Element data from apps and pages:
※

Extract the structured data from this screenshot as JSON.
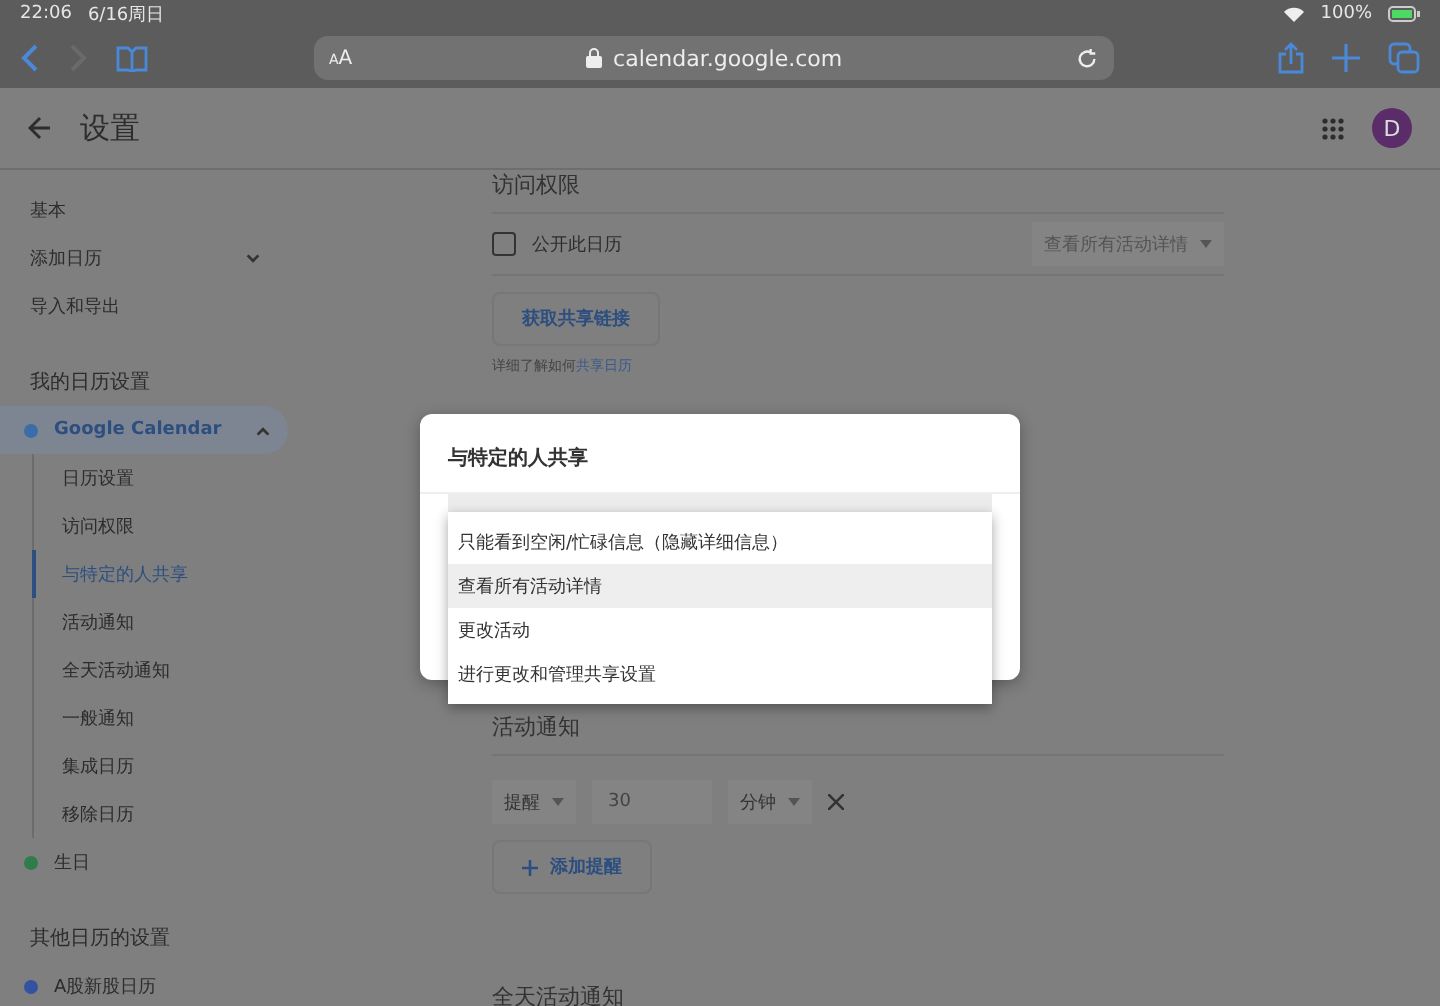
{
  "status_bar": {
    "time": "22:06",
    "date": "6/16周日",
    "battery": "100%"
  },
  "browser": {
    "text_size": "AA",
    "url": "calendar.google.com"
  },
  "header": {
    "title": "设置",
    "avatar": "D"
  },
  "sidebar": {
    "items": [
      {
        "kind": "item",
        "label": "基本"
      },
      {
        "kind": "item",
        "label": "添加日历",
        "expanded": false
      },
      {
        "kind": "item",
        "label": "导入和导出"
      },
      {
        "kind": "heading",
        "label": "我的日历设置"
      },
      {
        "kind": "calendar",
        "label": "Google Calendar",
        "color": "#3b6ea8",
        "expanded": true,
        "children": [
          {
            "label": "日历设置",
            "selected": false
          },
          {
            "label": "访问权限",
            "selected": false
          },
          {
            "label": "与特定的人共享",
            "selected": true
          },
          {
            "label": "活动通知",
            "selected": false
          },
          {
            "label": "全天活动通知",
            "selected": false
          },
          {
            "label": "一般通知",
            "selected": false
          },
          {
            "label": "集成日历",
            "selected": false
          },
          {
            "label": "移除日历",
            "selected": false
          }
        ]
      },
      {
        "kind": "calendar",
        "label": "生日",
        "color": "#2e7d4a"
      },
      {
        "kind": "heading",
        "label": "其他日历的设置"
      },
      {
        "kind": "calendar",
        "label": "A股新股日历",
        "color": "#3552a0"
      }
    ]
  },
  "access": {
    "title": "访问权限",
    "public_checkbox": {
      "label": "公开此日历",
      "checked": false
    },
    "permission_select": "查看所有活动详情",
    "share_link_button": "获取共享链接",
    "help": "详细了解如何",
    "help_link": "共享日历"
  },
  "notifications": {
    "title": "活动通知",
    "reminder": {
      "type": "提醒",
      "value": "30",
      "unit": "分钟"
    },
    "add_button": "添加提醒"
  },
  "all_day": {
    "title": "全天活动通知"
  },
  "dialog": {
    "title": "与特定的人共享",
    "options": [
      {
        "label": "只能看到空闲/忙碌信息（隐藏详细信息）",
        "selected": false
      },
      {
        "label": "查看所有活动详情",
        "selected": true
      },
      {
        "label": "更改活动",
        "selected": false
      },
      {
        "label": "进行更改和管理共享设置",
        "selected": false
      }
    ]
  }
}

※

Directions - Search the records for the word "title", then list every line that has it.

Your solution -
    "title": "设置",
    "title": "访问权限",
    "title": "活动通知",
    "title": "全天活动通知"
    "title": "与特定的人共享",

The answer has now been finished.